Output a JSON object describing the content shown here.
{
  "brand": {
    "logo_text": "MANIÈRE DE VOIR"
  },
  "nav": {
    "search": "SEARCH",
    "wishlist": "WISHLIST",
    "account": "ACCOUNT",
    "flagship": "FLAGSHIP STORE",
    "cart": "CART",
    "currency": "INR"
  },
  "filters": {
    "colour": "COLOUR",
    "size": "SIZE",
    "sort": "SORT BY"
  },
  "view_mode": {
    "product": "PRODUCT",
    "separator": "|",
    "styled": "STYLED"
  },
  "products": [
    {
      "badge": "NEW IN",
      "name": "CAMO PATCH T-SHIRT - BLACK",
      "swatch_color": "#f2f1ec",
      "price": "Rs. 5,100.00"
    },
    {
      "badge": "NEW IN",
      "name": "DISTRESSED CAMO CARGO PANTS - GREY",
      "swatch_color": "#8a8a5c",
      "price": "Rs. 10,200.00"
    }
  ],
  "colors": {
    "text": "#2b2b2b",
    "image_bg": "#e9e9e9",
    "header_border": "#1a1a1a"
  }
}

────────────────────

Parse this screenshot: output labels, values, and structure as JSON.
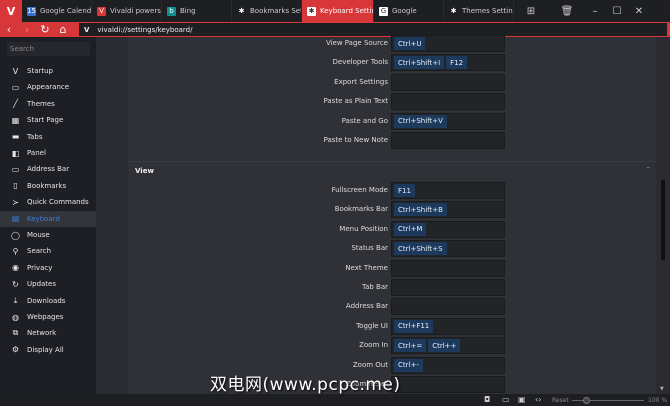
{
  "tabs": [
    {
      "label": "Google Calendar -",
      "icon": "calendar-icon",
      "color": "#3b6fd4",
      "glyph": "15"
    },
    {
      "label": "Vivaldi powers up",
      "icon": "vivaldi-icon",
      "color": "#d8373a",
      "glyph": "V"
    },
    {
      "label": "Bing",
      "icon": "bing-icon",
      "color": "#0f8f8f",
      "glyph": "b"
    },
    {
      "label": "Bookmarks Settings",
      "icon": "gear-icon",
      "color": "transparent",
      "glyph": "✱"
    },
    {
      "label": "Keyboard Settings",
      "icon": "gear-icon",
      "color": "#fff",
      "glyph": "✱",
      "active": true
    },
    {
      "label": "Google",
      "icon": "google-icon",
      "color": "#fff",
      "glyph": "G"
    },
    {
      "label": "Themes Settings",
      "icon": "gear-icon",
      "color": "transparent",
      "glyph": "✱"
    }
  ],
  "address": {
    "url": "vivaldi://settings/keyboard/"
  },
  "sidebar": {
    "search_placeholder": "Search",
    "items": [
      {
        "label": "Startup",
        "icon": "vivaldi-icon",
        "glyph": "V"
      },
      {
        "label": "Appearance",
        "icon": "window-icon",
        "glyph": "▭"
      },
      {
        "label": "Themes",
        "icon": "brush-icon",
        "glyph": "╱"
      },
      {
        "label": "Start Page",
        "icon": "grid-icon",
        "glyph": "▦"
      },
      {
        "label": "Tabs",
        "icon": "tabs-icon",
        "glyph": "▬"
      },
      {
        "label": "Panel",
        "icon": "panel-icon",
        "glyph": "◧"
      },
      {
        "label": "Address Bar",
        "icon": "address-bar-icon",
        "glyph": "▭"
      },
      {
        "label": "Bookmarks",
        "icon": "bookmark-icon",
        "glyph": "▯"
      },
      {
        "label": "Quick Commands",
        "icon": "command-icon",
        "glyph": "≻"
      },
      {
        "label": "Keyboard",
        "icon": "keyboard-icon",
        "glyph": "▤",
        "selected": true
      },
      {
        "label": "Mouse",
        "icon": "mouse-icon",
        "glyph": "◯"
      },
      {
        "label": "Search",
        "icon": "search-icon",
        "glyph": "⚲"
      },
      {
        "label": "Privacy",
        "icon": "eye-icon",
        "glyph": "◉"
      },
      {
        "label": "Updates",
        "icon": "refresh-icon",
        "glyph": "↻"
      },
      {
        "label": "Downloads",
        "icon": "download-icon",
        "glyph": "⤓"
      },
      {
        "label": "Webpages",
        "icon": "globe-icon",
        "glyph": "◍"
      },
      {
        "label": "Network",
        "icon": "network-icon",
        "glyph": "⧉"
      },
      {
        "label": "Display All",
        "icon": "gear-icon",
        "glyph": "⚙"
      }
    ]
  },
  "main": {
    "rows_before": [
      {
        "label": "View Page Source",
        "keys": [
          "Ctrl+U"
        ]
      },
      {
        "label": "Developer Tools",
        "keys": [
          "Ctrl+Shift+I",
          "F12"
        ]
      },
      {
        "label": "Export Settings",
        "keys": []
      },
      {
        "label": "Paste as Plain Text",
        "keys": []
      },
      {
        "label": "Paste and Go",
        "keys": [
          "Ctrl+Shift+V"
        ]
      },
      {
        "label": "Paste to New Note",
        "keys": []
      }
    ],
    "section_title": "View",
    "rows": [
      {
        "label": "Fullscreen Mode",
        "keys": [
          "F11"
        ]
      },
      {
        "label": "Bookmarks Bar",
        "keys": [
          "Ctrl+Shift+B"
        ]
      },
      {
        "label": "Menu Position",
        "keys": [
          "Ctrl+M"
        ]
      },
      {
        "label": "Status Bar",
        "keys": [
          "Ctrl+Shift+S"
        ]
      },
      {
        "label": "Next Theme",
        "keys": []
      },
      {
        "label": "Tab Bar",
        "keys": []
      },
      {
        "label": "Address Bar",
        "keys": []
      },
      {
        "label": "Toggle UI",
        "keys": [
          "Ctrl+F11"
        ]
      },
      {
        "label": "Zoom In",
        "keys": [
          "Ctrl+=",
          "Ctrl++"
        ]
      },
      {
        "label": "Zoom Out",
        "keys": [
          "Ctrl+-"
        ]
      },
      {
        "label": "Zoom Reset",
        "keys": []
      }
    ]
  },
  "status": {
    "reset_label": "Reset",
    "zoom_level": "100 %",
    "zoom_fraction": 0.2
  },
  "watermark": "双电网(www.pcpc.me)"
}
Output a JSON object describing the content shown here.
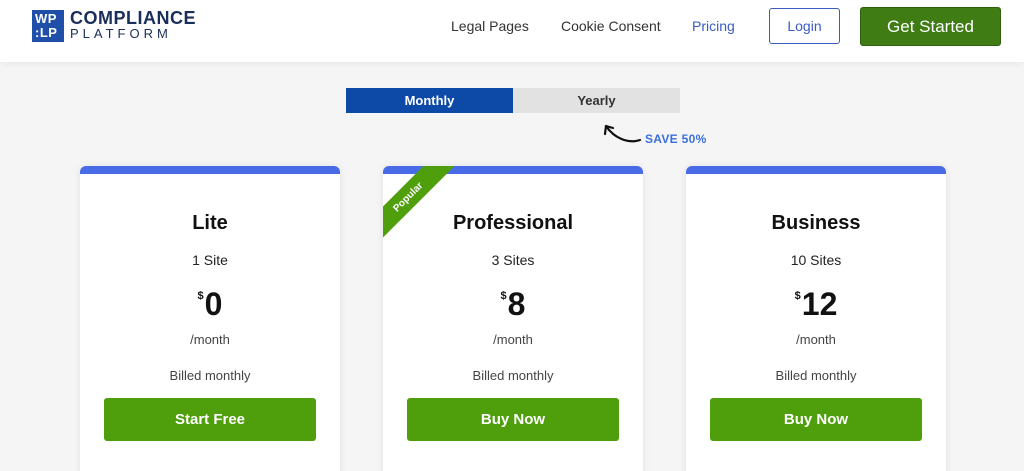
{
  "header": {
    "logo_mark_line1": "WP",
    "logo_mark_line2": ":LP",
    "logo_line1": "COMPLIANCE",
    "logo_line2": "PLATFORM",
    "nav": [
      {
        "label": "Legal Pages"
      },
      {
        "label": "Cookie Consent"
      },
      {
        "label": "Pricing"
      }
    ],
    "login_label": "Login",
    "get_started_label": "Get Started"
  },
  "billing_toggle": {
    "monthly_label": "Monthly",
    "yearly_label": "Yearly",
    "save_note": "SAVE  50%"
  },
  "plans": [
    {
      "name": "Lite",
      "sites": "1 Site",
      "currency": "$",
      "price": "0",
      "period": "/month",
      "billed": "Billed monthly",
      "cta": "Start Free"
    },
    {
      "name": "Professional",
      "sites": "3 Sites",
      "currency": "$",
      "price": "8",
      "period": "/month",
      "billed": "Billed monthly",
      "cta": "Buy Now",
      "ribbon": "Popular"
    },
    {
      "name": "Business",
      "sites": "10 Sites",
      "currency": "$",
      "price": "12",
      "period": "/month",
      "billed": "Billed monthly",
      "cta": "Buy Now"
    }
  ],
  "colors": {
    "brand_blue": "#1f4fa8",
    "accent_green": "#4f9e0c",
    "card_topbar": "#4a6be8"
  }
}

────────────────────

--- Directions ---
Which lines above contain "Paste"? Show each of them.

--- Response ---
        "label": "Paste as Plain Text",
        "label": "Paste and Go",
        "label": "Paste to New Note",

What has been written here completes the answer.